Trend justification
This is an understorey species that is likely to be affected by forest degradation, thus it is suspected to be declining at a rate of 1-19% over ten years.

Distribution and population

Hylonympha macrocerca is endemic to the Paria Peninsula in Sucre, north-east Venezuela, with records from cerros Humo, Patao, El Olvido and Azul. The only post-1980 records are from cerros Humo and El Olvido, but the extent of remaining habitat on cerros Patao and Azul indicates that the species is still present. It remains locally common or even abundant. In 1988, 4-8 birds per hectare were estimated on Cerro El Olvido, suggesting a population of c.1,000 individuals east of Cerro Patao (Bond et al. 1989). In 1993, 1.9 birds per hectare were estimated on Cerro Humo (Evans et al. 1994a), where there are c.15 km2 of intact habitat and additional areas of second growth.


It inhabits lower and upper montane humid forest, where it has been recorded at 800-1,200 m on Cerro Humo, and 530-920 m further east. In primary forest, it feeds mainly at bromeliad flowers and on their insect inhabitants, whereas in secondary forest, feeding is associated with the shrubs Heliconia aurea and Costus sp (Bond et al. 1989). Although it is regularly seen feeding on Heliconia in open areas it may nevertheless be dependent on the availability of pristine forest nearby (Bond et al. 1989, Sharpe in litt. 2015). It also hawks insects from exposed perches. There may be seasonal movements (C. J. Sharpe, J-P. Rodríguez and F. Rojas-Suárez in litt. 1999).


Increases in cash-crop agriculture, especially the cultivation of ocumo blanco (Xanthosoma sagittifolium) and ocumo chino (Colocasia esculenta), since the mid- to late 1980s have resulted in some uncontrolled burning and forest degradation. Cerros Humo and Patao have been worst affected, with the east of the peninsula fairly undisturbed. Since it is an understorey inhabitant, removal of understorey vegetation for coffee and cacao cultivation is likely to lead to reduced population density (C. Sharpe in litt. 2007, D. Ascanio in litt. 2007). In 2012, the state oil company PDVSA began preparations to construct antennas, a radar, and a heliport on the summit of Cerro Patao (the second highest summit of the Paria Peninsula), where a patch of 0.1 km2 of cloud forest remains (M. Santos in litt. 2012).

Conservation actions

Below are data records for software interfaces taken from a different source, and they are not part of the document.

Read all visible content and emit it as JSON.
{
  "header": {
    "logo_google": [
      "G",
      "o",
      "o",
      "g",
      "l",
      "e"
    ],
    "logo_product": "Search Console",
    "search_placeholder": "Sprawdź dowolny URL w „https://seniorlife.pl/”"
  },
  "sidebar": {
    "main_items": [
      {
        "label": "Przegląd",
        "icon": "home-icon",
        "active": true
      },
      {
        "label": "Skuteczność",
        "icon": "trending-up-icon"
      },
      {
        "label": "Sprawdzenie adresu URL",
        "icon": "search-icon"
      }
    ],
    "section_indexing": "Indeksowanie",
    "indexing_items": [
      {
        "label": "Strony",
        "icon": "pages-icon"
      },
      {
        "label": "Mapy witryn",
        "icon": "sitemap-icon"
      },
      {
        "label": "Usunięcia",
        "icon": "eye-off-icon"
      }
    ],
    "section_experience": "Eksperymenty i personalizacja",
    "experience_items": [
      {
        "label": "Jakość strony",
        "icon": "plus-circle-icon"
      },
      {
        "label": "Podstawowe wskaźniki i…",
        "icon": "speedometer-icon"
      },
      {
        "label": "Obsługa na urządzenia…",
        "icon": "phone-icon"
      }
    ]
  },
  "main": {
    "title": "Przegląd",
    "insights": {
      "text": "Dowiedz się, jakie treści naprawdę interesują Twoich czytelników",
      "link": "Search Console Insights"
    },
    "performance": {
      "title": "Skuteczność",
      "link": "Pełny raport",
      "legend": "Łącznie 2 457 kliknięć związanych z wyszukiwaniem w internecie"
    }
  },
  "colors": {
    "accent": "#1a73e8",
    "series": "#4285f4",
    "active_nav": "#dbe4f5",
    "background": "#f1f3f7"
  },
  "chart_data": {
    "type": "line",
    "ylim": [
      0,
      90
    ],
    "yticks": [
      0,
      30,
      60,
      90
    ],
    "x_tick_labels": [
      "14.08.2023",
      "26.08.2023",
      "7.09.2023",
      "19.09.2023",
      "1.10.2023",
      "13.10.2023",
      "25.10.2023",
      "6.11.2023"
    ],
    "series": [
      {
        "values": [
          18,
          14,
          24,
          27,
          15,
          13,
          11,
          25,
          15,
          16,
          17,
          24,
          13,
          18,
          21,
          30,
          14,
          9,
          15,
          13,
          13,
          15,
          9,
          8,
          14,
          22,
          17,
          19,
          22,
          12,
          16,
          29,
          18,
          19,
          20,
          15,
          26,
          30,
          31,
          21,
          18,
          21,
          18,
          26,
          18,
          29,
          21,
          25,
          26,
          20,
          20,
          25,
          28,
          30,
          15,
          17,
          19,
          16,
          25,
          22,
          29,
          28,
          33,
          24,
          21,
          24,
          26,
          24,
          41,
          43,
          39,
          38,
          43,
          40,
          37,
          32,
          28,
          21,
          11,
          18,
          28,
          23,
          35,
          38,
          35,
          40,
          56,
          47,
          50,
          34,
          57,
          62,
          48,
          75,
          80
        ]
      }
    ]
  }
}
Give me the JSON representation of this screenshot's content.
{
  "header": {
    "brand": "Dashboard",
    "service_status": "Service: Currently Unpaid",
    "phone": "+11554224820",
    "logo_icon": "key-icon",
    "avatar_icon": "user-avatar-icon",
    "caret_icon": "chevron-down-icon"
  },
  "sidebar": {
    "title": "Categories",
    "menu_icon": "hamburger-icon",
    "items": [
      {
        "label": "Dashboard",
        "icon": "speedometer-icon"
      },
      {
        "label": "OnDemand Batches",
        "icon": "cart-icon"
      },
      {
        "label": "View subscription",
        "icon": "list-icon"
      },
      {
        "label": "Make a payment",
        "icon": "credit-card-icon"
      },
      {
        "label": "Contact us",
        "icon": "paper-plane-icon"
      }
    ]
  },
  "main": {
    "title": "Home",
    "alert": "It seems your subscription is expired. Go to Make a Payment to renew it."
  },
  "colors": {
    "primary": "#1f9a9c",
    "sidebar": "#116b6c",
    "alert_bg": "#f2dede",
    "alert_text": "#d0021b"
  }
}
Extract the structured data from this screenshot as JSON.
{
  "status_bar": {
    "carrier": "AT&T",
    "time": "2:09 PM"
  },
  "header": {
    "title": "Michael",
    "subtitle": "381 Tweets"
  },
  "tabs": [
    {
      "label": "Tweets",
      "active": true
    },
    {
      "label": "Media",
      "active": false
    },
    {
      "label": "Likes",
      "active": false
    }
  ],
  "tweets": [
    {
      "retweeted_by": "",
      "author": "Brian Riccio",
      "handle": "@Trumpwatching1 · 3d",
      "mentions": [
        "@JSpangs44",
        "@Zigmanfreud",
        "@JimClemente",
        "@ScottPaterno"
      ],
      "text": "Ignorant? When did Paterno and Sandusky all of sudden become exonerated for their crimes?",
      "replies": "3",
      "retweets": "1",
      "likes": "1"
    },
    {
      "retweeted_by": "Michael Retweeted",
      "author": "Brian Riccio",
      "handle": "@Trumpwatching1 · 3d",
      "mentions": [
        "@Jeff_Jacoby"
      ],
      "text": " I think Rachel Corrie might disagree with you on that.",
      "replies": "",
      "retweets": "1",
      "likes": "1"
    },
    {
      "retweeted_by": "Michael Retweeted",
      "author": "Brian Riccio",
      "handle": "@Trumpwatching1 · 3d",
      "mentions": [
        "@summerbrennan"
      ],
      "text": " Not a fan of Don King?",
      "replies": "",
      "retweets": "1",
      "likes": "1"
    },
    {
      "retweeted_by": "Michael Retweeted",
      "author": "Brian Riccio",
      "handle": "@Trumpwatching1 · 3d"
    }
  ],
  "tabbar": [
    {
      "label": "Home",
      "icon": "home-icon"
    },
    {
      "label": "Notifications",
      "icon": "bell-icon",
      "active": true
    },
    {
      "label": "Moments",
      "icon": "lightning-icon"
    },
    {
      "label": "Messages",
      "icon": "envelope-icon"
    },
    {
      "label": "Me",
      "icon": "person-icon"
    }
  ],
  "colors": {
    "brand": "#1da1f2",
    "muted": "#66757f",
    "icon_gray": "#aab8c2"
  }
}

Conservation Actions Underway
CITES Appendix II. Considered Endangered at the national level in Venezuela (Sharpe 2008, 2015), and has been recognised as a high priority species, amongst the top dozen priorities for bird conservation in Venezuela (Rodríguez et al. 2004, Sharpe 2008). The species has been used as a symbol of conservation in villages adjacent to the park (Rodríguez and Rojas-Suárez 1995). Its entire range is formally protected by the Paria Peninsula National Park (375 km2), but this has not entirely halted habitat degradation. In fact, this national park has always been chronically underfunded, even though it has been the target of some (admittedly rather ineffectual) international protected area strengthening programmes (Sharpe in litt. 2011, 2012). It still has no management plan, has insufficient budget, too few staff (four park guards in the 1980s-1990s, three in 2005, two in 2012, one of whom was a trainee), and inadequate means transport and communications (Sharpe 2001, Castillo and Salas 2005, Sharpe in litt. 2011, 2016, M. Santos in litt. 2012). This situation appears to be worsening (M. Santos in litt. 2012, Sharpe in litt. 2015, 2016).

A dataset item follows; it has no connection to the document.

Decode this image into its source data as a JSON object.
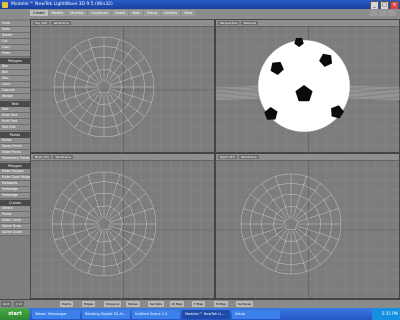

Conservation Actions Proposed
Improve the protection and management of the national park (Sharpe 2008, 2015, Sharpe in litt. 2011). Census populations on cerros Humo, Patao, El Olvido and Azul (Sharpe 2008). Study its ecological requirements (C. J. Sharpe, J-P. Rodríguez and F. Rojas-Suárez in litt. 1999). Initiate programmes to develop economic alternatives to reduce agricultural encroachment in villages adjacent to the national park (Sharpe 2008, Sharpe in litt. 2011).

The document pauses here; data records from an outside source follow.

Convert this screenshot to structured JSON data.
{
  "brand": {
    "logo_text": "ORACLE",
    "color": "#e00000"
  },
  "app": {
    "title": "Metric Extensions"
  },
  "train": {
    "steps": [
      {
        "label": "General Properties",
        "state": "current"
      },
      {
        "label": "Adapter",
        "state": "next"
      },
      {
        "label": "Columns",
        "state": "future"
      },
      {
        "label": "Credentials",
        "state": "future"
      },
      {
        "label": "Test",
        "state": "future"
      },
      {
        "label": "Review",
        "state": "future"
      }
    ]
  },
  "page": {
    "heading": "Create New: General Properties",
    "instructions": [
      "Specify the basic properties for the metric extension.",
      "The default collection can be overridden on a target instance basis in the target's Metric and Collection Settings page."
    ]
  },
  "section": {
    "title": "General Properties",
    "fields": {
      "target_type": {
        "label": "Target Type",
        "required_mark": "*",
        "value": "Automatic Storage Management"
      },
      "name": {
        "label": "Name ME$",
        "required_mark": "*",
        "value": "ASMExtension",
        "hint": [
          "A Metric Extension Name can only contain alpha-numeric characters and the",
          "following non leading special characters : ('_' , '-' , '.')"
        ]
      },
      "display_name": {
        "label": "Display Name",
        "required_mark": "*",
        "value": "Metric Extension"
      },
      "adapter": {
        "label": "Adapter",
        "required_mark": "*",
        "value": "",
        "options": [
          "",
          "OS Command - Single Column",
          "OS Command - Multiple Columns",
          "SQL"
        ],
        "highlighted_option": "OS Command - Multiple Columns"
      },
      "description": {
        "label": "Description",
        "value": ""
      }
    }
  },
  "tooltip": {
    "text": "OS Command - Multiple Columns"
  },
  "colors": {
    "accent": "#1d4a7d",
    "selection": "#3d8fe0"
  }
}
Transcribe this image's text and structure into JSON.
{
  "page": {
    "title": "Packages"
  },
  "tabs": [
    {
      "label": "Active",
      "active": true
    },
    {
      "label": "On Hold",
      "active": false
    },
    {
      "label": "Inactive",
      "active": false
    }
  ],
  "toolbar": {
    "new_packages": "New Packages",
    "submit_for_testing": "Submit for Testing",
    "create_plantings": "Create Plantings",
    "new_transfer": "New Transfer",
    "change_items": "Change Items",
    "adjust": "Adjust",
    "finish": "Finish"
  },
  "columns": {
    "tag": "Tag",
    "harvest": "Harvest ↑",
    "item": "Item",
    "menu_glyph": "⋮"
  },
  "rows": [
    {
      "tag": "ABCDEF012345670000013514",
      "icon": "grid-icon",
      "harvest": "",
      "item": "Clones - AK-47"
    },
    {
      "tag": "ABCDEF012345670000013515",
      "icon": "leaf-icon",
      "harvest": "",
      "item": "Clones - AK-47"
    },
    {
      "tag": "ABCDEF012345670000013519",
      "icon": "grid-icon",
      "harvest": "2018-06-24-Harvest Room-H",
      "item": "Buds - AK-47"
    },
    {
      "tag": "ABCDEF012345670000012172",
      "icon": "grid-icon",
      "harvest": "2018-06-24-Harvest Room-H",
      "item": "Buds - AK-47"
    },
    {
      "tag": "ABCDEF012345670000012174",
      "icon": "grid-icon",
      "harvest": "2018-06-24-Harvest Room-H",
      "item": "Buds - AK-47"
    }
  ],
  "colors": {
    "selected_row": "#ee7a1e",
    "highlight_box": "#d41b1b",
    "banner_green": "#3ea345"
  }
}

19 cm (includes 10 cm tail). Strikingly long-tailed hummingbird. Male predominantly dark green with glittering violet cap and blackish-green hind crown. Metallic green mantle washed golden. Glittering emerald breast. Rest of underparts darker green becoming blackish on belly. Blackish-purple tail with longer and broader lateral feathers. Female dark green above. Mainly white spotted green below. White centre of breast. Chestnut belly and undertail. Forked tail shorter than in male. Green central rectrices, distally blue, and cinnamon lateral feathers tipped buff. Long, slightly decurved, black bill. Similar spp. Male Venezuelan Sylph Aglaiocercus berlepschi is smaller with short, straight bill.Voice A thin, high metallic chittering.


Text account compilers
Benstead, P., Capper, D., Isherwood, I., Sharpe, C J, Symes, A.

Pérez-Emán, J., Rojas-Suárez, F., Santos, M., Sharpe, C J, Rodríguez, J., Ascanio, D.

Recommended citation
BirdLife International (2023) Species factsheet: Hylonympha macrocerca. Downloaded from http://datazone.birdlife.org/species/factsheet/scissor-tailed-hummingbird-hylonympha-macrocerca on 07/12/2023.
Recommended citation for factsheets for more than one species: BirdLife International (2023) IUCN Red List for birds. Downloaded from http://datazone.birdlife.org on 07/12/2023.